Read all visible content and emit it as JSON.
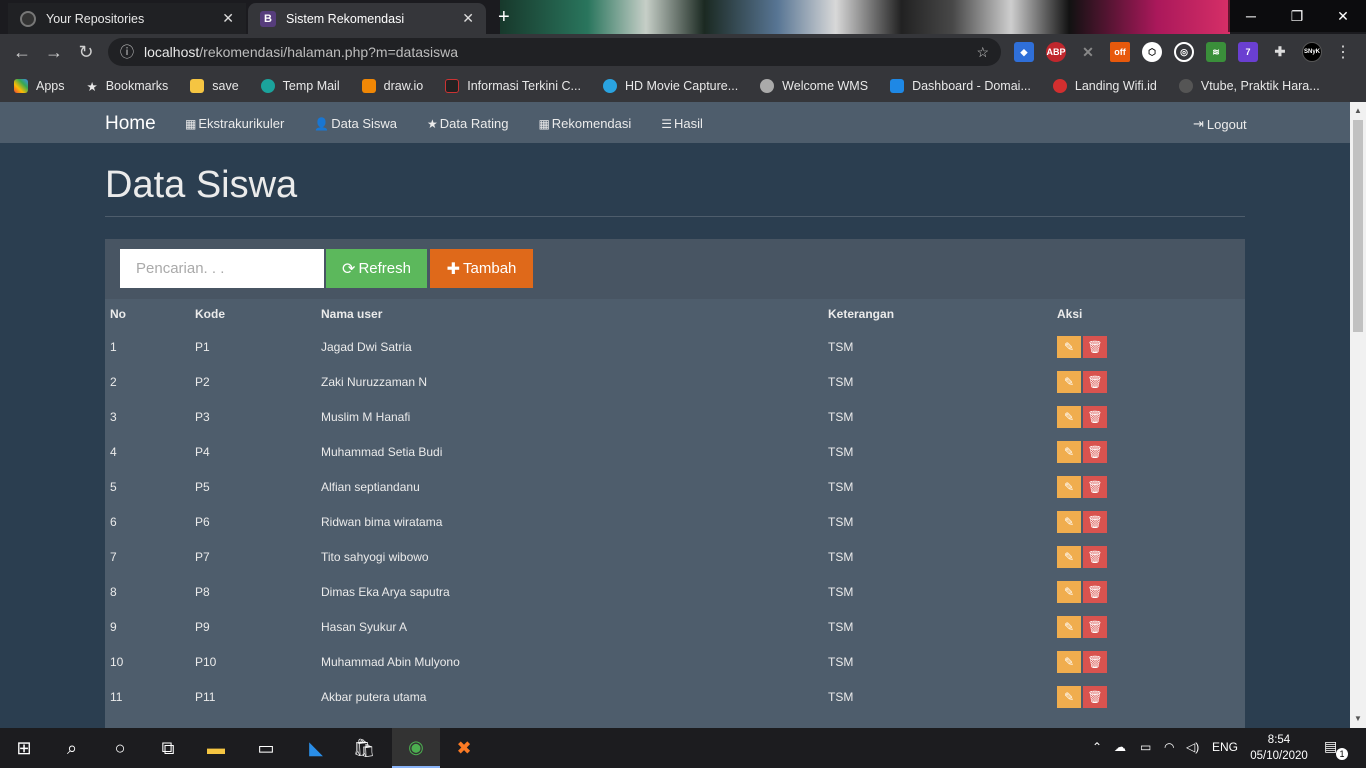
{
  "browser": {
    "tabs": [
      {
        "title": "Your Repositories",
        "active": false
      },
      {
        "title": "Sistem Rekomendasi",
        "active": true,
        "favicon_text": "B"
      }
    ],
    "url_host": "localhost",
    "url_path": "/rekomendasi/halaman.php?m=datasiswa",
    "bookmarks": [
      "Apps",
      "Bookmarks",
      "save",
      "Temp Mail",
      "draw.io",
      "Informasi Terkini C...",
      "HD Movie Capture...",
      "Welcome WMS",
      "Dashboard - Domai...",
      "Landing Wifi.id",
      "Vtube, Praktik Hara..."
    ],
    "extensions": {
      "abp": "ABP",
      "off": "off",
      "badge": "7",
      "synk": "SNyK"
    }
  },
  "navbar": {
    "brand": "Home",
    "items": [
      {
        "label": "Ekstrakurikuler",
        "icon": "grid-icon"
      },
      {
        "label": "Data Siswa",
        "icon": "user-icon"
      },
      {
        "label": "Data Rating",
        "icon": "star-icon"
      },
      {
        "label": "Rekomendasi",
        "icon": "calendar-icon"
      },
      {
        "label": "Hasil",
        "icon": "list-icon"
      }
    ],
    "logout": "Logout"
  },
  "page": {
    "title": "Data Siswa",
    "search_placeholder": "Pencarian. . .",
    "refresh_label": "Refresh",
    "add_label": "Tambah"
  },
  "table": {
    "headers": [
      "No",
      "Kode",
      "Nama user",
      "Keterangan",
      "Aksi"
    ],
    "rows": [
      {
        "no": "1",
        "kode": "P1",
        "nama": "Jagad Dwi Satria",
        "ket": "TSM"
      },
      {
        "no": "2",
        "kode": "P2",
        "nama": "Zaki Nuruzzaman N",
        "ket": "TSM"
      },
      {
        "no": "3",
        "kode": "P3",
        "nama": "Muslim M Hanafi",
        "ket": "TSM"
      },
      {
        "no": "4",
        "kode": "P4",
        "nama": "Muhammad Setia Budi",
        "ket": "TSM"
      },
      {
        "no": "5",
        "kode": "P5",
        "nama": "Alfian septiandanu",
        "ket": "TSM"
      },
      {
        "no": "6",
        "kode": "P6",
        "nama": "Ridwan bima wiratama",
        "ket": "TSM"
      },
      {
        "no": "7",
        "kode": "P7",
        "nama": "Tito sahyogi wibowo",
        "ket": "TSM"
      },
      {
        "no": "8",
        "kode": "P8",
        "nama": "Dimas Eka Arya saputra",
        "ket": "TSM"
      },
      {
        "no": "9",
        "kode": "P9",
        "nama": "Hasan Syukur A",
        "ket": "TSM"
      },
      {
        "no": "10",
        "kode": "P10",
        "nama": "Muhammad Abin Mulyono",
        "ket": "TSM"
      },
      {
        "no": "11",
        "kode": "P11",
        "nama": "Akbar putera utama",
        "ket": "TSM"
      }
    ]
  },
  "taskbar": {
    "language": "ENG",
    "time": "8:54",
    "date": "05/10/2020",
    "notifications": "1"
  },
  "colors": {
    "page_bg": "#2b3e50",
    "navbar_bg": "#4e5d6c",
    "refresh": "#5cb85c",
    "add": "#df691a",
    "edit": "#f0ad4e",
    "delete": "#d9534f"
  }
}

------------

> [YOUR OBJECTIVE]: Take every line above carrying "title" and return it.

> [TASK SOLUTION]:
        "title": "Your Repositories",
        "title": "Sistem Rekomendasi",
    "title": "Data Siswa",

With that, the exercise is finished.